• About this task
Identify all lines in the data containing the string "external". Copy them out.

• Exercise materials
-- Opening Marker --

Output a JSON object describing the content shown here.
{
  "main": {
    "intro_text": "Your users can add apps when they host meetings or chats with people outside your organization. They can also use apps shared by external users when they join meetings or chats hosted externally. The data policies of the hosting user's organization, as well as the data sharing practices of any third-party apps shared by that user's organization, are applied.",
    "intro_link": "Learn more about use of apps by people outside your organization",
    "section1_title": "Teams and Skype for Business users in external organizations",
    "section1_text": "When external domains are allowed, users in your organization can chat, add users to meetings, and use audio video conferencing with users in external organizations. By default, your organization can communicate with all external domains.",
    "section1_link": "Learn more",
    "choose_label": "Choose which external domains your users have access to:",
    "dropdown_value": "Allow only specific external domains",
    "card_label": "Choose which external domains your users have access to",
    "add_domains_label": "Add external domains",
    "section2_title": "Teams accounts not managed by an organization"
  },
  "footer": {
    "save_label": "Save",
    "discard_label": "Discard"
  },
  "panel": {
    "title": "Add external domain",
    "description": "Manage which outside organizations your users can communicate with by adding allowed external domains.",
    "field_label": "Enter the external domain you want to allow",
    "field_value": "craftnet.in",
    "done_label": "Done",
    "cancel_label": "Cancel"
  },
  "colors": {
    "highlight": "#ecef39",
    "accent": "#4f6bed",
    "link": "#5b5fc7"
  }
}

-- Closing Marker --
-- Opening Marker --

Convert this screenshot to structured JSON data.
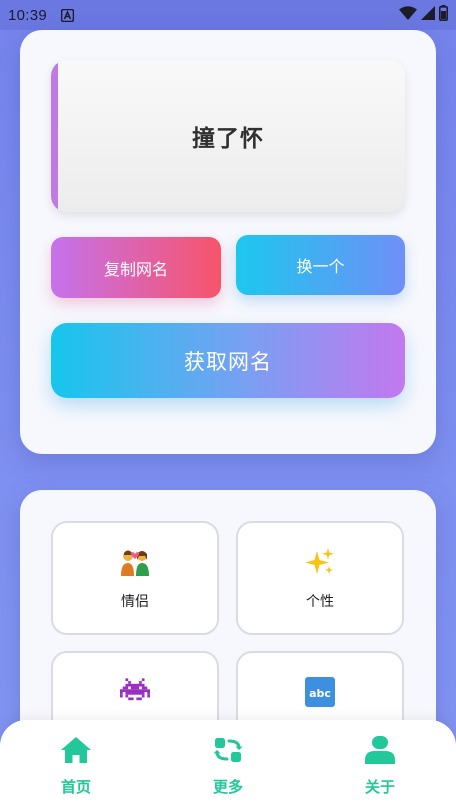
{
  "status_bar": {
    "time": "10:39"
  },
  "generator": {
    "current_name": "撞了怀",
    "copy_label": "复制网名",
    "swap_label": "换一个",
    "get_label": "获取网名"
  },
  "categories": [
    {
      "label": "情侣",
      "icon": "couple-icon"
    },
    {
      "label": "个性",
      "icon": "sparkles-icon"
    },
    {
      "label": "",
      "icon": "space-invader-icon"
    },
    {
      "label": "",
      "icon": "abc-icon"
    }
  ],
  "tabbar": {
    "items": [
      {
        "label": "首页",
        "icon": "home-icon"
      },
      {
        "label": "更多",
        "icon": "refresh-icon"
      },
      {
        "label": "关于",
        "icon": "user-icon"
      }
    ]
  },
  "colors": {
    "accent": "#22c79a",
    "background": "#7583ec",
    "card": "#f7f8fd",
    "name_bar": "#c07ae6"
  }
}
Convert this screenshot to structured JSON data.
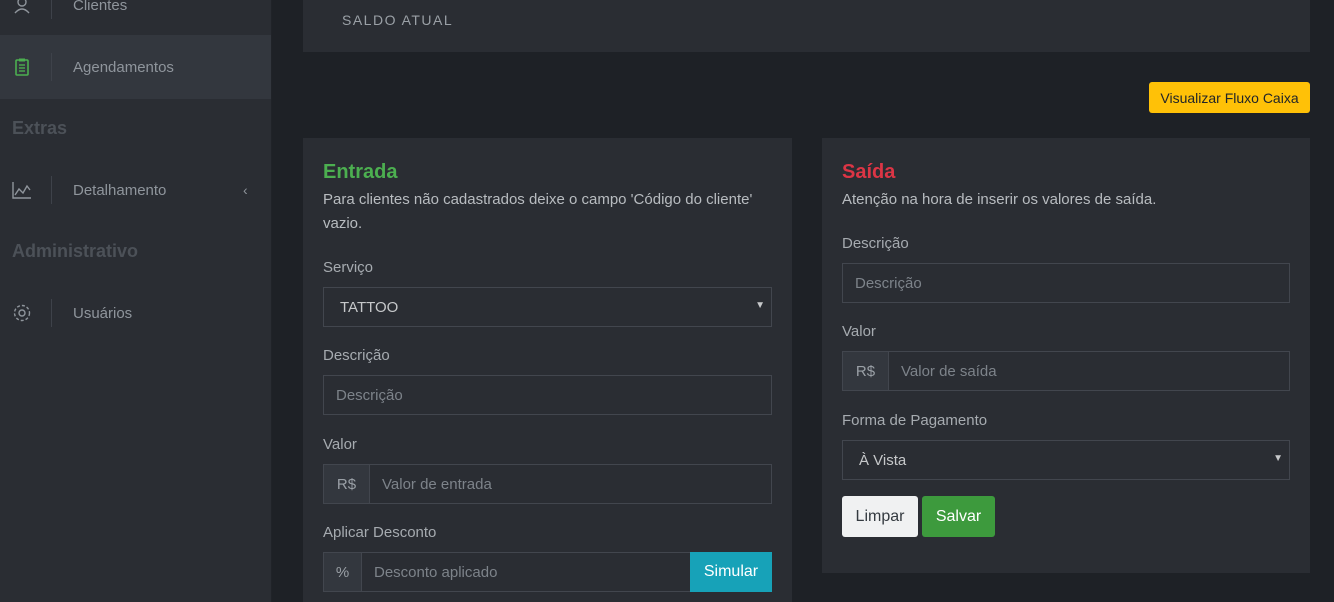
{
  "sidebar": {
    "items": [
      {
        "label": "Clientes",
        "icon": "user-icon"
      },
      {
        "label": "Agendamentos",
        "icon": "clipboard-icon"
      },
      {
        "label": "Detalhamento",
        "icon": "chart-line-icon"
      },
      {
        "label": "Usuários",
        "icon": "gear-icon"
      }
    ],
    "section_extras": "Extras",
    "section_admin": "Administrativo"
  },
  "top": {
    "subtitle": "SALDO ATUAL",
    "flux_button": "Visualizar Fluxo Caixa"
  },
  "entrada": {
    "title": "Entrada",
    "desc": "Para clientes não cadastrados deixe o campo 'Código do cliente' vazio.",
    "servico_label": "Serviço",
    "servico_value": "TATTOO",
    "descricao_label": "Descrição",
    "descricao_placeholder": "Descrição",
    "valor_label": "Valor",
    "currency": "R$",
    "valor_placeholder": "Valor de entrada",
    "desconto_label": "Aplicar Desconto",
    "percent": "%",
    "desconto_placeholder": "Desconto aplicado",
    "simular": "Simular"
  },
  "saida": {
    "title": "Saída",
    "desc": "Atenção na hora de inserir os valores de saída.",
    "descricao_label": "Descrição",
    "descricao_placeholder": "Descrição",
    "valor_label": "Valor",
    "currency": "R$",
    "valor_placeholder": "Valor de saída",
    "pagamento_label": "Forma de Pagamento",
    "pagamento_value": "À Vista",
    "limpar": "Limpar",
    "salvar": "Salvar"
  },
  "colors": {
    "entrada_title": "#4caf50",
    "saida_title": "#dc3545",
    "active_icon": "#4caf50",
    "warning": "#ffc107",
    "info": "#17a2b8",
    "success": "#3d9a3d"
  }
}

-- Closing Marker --

• Your solution
    "intro_text": "Your users can add apps when they host meetings or chats with people outside your organization. They can also use apps shared by external users when they join meetings or chats hosted externally. The data policies of the hosting user's organization, as well as the data sharing practices of any third-party apps shared by that user's organization, are applied.",
    "section1_title": "Teams and Skype for Business users in external organizations",
    "section1_text": "When external domains are allowed, users in your organization can chat, add users to meetings, and use audio video conferencing with users in external organizations. By default, your organization can communicate with all external domains.",
    "choose_label": "Choose which external domains your users have access to:",
    "dropdown_value": "Allow only specific external domains",
    "card_label": "Choose which external domains your users have access to",
    "add_domains_label": "Add external domains",
    "title": "Add external domain",
    "description": "Manage which outside organizations your users can communicate with by adding allowed external domains.",
    "field_label": "Enter the external domain you want to allow",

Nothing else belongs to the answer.